Rishi Sunak has called for a general election on 4 July 2024. Are you, or is your loved one, currently in a psychiatric hospital due to a bipolar episode? If so, do you know your voting rights? 

It’s a common myth that patients in a psychiatric hospital aren’t allowed to vote. This isn't true, yet only 3-8% of this community votes in elections. 

It’s your right to have your voice heard if you’re in hospital. Here’s everything you need to know.

Who can vote?

If you are a voluntary patient or you are held under the Mental Health Act or a Community Treatment Order (CTO), you can vote.

If you are detained because you have been convicted of a criminal offence, you cannot vote.

Deadline to register

If you haven’t already, you need to register before polling day. The deadline to register is Tuesday 18 June 2024. You can register in two ways:

  • Register online - you need just five minutes and your National Insurance number.
  • Register by post by downloading a paper form.

You don’t need to register to vote before every election. Find out if you’re already on the latest Electoral Register via your local council

What address to use

If you’re a short-term patient with a fixed home address outside the hospital, list your home address as your place of residence when you register. 

If you’re a short-term patient without a fixed home address outside the hospital, you need to fill in a declaration of local connection form using the hospital’s location. 

If you're a longer-term patient without a fixed home address, you can register using the hospital’s address. The guidelines say you need to have been in hospital long enough to be considered a resident. However, there is no fixed length of stay, so this is a grey area. 

How to vote

Once you’re accepted on the voting register, you can vote in 3 ways:

·       In person

If you’re a voluntary patient, you can go to the polling station allocated to the area where you registered.

If you’re under section, you can apply for leave (known as section 17 leave). If you are well enough for leave, you may need a nurse or someone else to go with you (known as escorted leave).

As a voter with a disability, you have the right to nominate a ‘companion’ to support you. This is usually a close relative, or you can also ask the Presiding Officer in the polling station to help you. Whoever helps you, they are required by law to sign a simple declaration.

If you’re voting in person, remember to take your ID. If you don’t have any ID, apply for free voter ID here

·       By post

Once you are registered to vote, you can apply to vote by post either online or by post. Find more details here. 

·       By proxy

This is where you can ask someone to vote for you in person on the day of the election or by post. Find more details here.

Get support 

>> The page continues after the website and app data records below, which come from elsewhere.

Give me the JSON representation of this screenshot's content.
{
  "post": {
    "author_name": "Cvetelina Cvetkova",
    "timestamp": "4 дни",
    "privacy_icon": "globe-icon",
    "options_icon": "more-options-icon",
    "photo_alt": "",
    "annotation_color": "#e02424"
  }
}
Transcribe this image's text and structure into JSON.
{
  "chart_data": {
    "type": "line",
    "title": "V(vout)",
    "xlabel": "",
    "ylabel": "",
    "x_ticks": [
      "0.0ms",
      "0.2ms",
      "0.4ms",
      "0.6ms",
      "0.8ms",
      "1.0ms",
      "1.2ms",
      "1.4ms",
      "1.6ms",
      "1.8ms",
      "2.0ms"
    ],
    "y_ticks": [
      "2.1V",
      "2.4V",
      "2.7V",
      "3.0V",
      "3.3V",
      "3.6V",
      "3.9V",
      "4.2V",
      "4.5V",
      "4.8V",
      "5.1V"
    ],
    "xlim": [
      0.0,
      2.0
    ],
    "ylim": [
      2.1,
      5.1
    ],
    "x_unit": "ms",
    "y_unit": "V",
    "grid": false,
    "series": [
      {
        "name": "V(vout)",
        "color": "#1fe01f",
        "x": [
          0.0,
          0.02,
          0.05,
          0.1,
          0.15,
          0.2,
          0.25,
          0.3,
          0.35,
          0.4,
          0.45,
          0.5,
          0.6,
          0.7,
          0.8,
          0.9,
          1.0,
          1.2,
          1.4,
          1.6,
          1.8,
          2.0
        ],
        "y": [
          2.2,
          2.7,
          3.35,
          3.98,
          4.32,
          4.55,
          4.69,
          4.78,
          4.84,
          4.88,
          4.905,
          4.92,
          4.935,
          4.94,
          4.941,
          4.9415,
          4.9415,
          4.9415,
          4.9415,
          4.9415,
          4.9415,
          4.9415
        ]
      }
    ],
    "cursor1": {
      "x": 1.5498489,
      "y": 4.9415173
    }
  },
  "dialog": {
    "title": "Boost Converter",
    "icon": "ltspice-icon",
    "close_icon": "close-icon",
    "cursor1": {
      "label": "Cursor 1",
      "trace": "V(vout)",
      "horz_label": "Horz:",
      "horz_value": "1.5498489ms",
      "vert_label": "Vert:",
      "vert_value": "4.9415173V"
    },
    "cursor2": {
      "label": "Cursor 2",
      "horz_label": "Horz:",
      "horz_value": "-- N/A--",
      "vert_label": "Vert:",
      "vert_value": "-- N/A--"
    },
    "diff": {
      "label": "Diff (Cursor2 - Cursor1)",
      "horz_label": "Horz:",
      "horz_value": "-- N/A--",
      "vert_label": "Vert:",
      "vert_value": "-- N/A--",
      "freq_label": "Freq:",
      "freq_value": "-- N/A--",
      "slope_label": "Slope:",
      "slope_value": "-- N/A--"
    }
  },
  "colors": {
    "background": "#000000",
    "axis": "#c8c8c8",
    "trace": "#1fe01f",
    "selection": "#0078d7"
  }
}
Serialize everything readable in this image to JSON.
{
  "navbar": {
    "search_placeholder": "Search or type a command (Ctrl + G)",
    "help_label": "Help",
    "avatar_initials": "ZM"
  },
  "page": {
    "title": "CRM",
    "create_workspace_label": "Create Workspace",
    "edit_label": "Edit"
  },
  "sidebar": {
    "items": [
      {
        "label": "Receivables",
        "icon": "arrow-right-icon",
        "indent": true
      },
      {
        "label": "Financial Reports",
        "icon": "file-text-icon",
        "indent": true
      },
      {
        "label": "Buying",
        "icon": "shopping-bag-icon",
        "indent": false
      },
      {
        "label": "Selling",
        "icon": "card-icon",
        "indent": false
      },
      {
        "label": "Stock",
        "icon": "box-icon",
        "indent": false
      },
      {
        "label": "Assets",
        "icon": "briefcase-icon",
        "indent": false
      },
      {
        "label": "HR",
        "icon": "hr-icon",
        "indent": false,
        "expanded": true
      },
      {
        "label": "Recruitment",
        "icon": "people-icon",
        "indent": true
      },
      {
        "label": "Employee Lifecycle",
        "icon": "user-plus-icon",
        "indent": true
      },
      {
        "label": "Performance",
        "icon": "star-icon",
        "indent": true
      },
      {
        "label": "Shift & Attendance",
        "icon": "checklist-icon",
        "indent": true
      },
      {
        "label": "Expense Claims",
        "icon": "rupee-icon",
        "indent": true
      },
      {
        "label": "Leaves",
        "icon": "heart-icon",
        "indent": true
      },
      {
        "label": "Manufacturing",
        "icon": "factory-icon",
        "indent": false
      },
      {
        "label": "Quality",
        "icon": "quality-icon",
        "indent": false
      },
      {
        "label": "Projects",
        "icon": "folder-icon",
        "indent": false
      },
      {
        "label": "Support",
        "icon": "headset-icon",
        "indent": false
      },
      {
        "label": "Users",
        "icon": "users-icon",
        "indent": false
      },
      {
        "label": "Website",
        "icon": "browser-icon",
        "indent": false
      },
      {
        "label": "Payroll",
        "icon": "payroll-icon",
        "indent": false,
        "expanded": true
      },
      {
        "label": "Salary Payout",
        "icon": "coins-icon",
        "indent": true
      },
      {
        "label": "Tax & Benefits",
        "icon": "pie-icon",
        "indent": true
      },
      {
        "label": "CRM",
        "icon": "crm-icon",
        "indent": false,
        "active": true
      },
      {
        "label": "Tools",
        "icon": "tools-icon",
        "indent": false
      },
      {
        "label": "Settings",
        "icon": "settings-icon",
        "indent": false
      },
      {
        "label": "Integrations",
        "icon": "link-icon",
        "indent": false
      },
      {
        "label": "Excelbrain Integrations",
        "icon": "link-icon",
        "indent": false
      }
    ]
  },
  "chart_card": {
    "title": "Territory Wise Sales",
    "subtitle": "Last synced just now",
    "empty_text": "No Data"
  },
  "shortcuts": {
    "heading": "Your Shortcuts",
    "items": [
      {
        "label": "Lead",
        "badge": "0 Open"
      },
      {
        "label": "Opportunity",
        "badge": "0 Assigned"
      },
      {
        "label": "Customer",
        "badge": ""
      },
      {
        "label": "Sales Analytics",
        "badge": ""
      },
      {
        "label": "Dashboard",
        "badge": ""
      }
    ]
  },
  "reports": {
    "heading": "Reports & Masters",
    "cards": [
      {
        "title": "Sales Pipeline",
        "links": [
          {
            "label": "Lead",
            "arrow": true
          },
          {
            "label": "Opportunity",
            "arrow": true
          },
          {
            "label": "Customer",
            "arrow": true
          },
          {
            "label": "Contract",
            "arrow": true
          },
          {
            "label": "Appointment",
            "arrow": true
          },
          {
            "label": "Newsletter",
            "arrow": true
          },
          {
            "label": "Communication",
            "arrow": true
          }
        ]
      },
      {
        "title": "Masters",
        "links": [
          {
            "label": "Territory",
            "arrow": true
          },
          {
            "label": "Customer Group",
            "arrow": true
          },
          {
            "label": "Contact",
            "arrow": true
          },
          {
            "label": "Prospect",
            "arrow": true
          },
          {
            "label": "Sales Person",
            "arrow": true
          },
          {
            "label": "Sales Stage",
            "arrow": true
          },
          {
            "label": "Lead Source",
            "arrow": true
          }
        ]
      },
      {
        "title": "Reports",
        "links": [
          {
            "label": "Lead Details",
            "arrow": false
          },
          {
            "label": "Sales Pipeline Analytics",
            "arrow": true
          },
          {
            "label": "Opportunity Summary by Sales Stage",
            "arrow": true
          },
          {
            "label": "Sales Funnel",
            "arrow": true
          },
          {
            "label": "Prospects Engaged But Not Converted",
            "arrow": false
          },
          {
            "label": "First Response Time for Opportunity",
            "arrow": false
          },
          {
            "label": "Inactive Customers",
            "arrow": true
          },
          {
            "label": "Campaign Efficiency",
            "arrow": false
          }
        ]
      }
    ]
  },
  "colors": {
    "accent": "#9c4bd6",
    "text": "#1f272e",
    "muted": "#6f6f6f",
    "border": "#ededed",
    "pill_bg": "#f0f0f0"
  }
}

If you have any questions about any of these forms, contact your local electoral services team at your local council. 

If you need any information, support or advice about your bipolar, reach out to our friendly team.

Last updated: 28 May 2024